NNP New National Party
OCF One City Festival
PAC Pan African Congress


Acknowledgements
This book is the result of my PhD research, which was conducted and docu-
mented between 1998 and 2002. The research was funded by scholarships of
the German Academic Exchange Service (DAAD) and the Friedrich-Ebert
Foundation (FES), to which I express my gratitude. I wish to thank my
supervisors Prof. Dr. Walter Siebel of the Carl of Ossietzky University
Oldenburg, Germany, and Prof. Susan Parnell of University of Cape Town,
South Africa for their consistent support, critical comments and suggestions.
At various stages of this research project, both have helped greatly to clarify
my arguments and sent me in fruitful directions for further exploration of my
thoughts. I wish to thank Prof. Sue Parnell and the Department of Environ-
mental and Geographical Science for welcoming me as an international affili-
ate to the department.
I owe special thanks to my interview partners and City of Cape Town offi-
cials, who contributed generously to this research by volunteering and dis-
cussing their views openly. I wish to thank Dr. Anja Peleikis and Stephan
Lanz for their time to go through the various stages of the analysis and
documentation of the research with me, as well as for their invaluable com-
ments and creative criticism, particularly at the stage of writing.
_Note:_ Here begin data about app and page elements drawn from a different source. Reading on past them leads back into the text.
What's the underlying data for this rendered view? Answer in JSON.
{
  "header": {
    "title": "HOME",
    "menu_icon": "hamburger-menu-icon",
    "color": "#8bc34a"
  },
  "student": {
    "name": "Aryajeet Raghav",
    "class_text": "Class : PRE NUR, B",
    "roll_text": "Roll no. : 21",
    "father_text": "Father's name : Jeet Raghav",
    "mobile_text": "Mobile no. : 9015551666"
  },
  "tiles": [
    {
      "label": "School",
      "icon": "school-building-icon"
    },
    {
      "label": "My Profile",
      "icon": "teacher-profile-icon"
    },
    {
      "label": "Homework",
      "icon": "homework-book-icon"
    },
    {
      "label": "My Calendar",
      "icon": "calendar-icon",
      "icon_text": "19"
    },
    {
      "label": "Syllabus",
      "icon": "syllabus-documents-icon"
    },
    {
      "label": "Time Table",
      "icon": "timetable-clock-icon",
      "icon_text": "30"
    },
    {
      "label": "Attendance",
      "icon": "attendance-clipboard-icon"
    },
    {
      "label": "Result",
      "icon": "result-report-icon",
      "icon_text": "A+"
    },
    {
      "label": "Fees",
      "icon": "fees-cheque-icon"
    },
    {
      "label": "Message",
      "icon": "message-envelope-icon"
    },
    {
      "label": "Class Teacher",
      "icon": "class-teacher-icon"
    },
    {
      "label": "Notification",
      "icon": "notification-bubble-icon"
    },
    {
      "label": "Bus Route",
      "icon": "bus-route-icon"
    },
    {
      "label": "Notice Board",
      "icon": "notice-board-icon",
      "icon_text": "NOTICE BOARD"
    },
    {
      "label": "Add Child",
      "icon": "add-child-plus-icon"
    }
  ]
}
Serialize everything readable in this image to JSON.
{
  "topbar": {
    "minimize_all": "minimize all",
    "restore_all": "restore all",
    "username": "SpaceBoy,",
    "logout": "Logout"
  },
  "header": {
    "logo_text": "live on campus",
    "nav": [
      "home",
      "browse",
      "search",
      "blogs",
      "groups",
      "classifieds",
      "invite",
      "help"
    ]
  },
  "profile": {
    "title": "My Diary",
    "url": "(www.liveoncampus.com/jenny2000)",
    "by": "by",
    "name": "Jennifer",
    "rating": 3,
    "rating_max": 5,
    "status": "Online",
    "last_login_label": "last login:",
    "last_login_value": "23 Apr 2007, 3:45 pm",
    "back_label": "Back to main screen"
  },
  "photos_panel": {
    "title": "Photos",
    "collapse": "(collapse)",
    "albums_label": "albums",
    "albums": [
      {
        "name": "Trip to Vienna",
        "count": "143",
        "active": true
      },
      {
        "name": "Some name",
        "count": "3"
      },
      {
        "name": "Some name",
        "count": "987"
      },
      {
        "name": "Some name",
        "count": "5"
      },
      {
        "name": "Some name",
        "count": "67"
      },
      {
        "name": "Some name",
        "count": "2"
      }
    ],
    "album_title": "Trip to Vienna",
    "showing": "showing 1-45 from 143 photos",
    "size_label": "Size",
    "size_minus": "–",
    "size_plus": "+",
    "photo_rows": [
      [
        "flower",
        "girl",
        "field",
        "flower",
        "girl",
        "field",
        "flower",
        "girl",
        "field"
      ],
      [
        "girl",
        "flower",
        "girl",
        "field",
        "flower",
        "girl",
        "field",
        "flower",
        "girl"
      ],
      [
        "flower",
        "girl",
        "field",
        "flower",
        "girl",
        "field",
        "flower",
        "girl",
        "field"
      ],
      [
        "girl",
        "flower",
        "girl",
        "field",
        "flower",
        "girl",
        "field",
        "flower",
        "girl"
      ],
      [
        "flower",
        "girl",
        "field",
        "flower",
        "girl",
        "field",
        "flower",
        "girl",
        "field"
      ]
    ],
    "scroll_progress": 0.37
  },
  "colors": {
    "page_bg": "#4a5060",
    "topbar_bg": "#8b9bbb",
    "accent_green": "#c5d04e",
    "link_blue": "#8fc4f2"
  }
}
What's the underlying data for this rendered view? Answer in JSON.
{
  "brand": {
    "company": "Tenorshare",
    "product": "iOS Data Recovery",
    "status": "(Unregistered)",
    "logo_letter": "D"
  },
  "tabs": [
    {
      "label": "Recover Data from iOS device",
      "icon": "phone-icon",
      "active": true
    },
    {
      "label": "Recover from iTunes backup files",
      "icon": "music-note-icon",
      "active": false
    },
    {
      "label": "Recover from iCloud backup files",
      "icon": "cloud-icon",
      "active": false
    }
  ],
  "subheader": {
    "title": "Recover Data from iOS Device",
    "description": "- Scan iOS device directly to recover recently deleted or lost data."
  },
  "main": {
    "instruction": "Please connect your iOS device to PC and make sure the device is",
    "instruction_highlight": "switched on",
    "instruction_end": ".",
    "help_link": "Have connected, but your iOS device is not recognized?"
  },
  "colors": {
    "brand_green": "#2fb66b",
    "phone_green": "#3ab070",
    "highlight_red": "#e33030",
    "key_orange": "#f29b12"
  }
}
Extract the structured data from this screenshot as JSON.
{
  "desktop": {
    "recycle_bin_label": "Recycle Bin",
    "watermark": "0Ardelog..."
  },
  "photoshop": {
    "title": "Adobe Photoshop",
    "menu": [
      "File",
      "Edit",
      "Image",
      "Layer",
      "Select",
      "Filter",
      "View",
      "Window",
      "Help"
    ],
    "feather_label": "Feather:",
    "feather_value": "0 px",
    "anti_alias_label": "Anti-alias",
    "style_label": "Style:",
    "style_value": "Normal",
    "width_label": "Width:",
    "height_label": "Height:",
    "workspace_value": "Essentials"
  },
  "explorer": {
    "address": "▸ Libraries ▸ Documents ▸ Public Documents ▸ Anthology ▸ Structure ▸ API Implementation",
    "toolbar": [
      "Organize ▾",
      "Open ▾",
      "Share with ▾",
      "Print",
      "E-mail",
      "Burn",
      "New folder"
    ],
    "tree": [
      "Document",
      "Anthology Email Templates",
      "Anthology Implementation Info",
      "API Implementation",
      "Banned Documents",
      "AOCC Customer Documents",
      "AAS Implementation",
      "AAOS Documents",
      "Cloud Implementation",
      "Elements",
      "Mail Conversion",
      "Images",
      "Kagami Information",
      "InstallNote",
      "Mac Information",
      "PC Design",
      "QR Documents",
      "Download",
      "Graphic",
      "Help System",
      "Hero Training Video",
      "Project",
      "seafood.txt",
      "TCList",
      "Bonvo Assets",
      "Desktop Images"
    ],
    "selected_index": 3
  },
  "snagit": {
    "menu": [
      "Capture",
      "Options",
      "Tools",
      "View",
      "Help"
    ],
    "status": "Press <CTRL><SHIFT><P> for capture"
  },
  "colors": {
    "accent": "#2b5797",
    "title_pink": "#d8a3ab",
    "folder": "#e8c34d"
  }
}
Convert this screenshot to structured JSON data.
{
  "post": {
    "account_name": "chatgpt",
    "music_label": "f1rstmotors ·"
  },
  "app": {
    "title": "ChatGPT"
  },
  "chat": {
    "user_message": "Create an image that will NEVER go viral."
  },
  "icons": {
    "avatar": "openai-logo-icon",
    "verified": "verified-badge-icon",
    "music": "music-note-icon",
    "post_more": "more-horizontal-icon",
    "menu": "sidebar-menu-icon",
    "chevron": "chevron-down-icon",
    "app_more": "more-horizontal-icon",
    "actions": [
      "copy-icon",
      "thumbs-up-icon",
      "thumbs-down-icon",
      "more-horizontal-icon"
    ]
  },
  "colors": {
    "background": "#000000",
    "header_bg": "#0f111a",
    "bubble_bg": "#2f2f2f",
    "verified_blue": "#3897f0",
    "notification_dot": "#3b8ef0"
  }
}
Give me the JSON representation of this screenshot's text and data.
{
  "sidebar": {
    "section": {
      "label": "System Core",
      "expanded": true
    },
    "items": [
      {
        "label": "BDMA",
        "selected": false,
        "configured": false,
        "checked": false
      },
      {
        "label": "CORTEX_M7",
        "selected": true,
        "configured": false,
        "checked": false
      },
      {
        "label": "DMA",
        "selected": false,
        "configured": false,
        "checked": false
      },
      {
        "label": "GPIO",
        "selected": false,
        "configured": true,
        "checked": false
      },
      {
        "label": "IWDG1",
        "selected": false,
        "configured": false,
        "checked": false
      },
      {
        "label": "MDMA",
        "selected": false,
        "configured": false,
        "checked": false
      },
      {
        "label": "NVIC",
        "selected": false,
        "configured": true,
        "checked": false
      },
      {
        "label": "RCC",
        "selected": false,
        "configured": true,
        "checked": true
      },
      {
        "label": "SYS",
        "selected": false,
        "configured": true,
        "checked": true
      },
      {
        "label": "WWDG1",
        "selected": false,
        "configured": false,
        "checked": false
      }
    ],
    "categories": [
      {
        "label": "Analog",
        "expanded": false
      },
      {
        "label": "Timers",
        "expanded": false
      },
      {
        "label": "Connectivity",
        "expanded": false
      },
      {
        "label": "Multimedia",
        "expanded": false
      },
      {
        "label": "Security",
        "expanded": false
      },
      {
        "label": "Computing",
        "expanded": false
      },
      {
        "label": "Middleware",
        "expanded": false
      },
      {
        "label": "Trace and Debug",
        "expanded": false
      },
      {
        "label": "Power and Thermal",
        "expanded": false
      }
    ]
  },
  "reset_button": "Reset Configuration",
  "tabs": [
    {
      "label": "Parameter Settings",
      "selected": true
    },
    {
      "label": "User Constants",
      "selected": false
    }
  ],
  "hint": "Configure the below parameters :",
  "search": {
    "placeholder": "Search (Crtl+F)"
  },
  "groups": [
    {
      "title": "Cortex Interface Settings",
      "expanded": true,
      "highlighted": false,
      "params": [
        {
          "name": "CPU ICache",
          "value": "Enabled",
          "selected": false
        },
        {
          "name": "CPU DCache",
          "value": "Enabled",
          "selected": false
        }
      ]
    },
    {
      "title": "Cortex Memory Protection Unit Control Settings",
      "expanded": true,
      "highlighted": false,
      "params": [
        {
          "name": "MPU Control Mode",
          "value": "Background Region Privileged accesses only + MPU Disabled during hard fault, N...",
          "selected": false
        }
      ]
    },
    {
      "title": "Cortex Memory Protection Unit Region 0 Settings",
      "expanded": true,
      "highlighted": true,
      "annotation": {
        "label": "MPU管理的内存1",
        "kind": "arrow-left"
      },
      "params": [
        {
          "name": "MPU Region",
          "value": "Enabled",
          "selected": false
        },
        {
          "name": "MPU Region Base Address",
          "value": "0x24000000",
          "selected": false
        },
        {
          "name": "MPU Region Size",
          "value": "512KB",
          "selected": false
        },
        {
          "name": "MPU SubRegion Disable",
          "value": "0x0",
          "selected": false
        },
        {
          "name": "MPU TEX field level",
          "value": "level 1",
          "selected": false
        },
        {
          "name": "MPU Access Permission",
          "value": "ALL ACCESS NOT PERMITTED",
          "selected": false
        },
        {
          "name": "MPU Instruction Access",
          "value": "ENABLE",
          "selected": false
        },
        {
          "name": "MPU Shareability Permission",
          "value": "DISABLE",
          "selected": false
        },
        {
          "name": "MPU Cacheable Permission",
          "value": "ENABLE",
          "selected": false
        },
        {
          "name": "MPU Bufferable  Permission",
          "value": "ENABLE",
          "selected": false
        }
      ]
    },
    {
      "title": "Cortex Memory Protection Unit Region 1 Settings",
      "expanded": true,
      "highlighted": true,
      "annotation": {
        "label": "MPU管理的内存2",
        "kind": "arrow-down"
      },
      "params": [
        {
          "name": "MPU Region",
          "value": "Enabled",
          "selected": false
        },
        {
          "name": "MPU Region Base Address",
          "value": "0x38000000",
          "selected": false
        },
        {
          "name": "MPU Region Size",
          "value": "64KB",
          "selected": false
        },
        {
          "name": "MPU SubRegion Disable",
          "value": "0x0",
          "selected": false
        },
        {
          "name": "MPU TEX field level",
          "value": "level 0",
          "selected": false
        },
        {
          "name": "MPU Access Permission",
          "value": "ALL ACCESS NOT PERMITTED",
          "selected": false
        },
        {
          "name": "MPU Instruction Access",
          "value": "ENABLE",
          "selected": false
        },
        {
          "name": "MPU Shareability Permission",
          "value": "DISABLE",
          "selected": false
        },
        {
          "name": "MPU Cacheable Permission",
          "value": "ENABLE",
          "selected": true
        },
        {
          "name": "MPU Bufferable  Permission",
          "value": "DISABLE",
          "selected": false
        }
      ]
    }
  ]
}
In particular,
I am grateful to my family and friends for their encouragement, support and
distraction whenever needed, and above all, I am grateful to Alex, the best
inspiration of all.
Shortly after completing this research project I had the great opportunity to
work with SINANI, KwaZulu Natal Programme For Survivors of Violence, a
community development organisation situated in Durban supporting proc-
esses of healing and reconciliation of individuals and communities affected
by political and other forms of violence in KwaZulu Natal. SINANI’s work
has enabled me to create a much deeper understanding of extent and dimen-
sion of traumatisation of South African people and its impact on the forma-
tion and maintenance of social relationships as well as on processes of com-
munity development. My work with SINANI has greatly inspired me and
confirmed the relevance of research around psychosocial aspects of both
socio-economic development as well as the production of urban space. This
book is just a start, and remains largely on a theoretical level. I hope it 8
inspires more research to follow, in particular around questions of how to
operationalize psychosocial aspects in the day to day practice of urban devel-
opment.


Section 1
_________________________________________________
“We, the people of South Africa,
Recognise the injustices of the past;
Honour those who suffered for justice and freedom in our land;
Respect those who have worked to build and develop our country; and
Believe that South Africa belongs to all who live in it, united in our
diversity.
We therefore, through our freely elected representatives, adopt this
constitution as the supreme law of the Republic so as to –
Heal the divisions of the past and establish a society based on a
democratic values, social justice and fundamental human rights;
Lay the foundations for a democratic open society in which govern-
ment is based on the will of the people and every citizen is equally
protected by the law;
Improve the quality of life of all citizens and free the potential of each
person; and
Build a united and democratic South Africa able to take its rightful
place as a sovereign state in the family of nations.
May God protect our people.”
(From the Preamble, Constitution of the Republic of South Africa)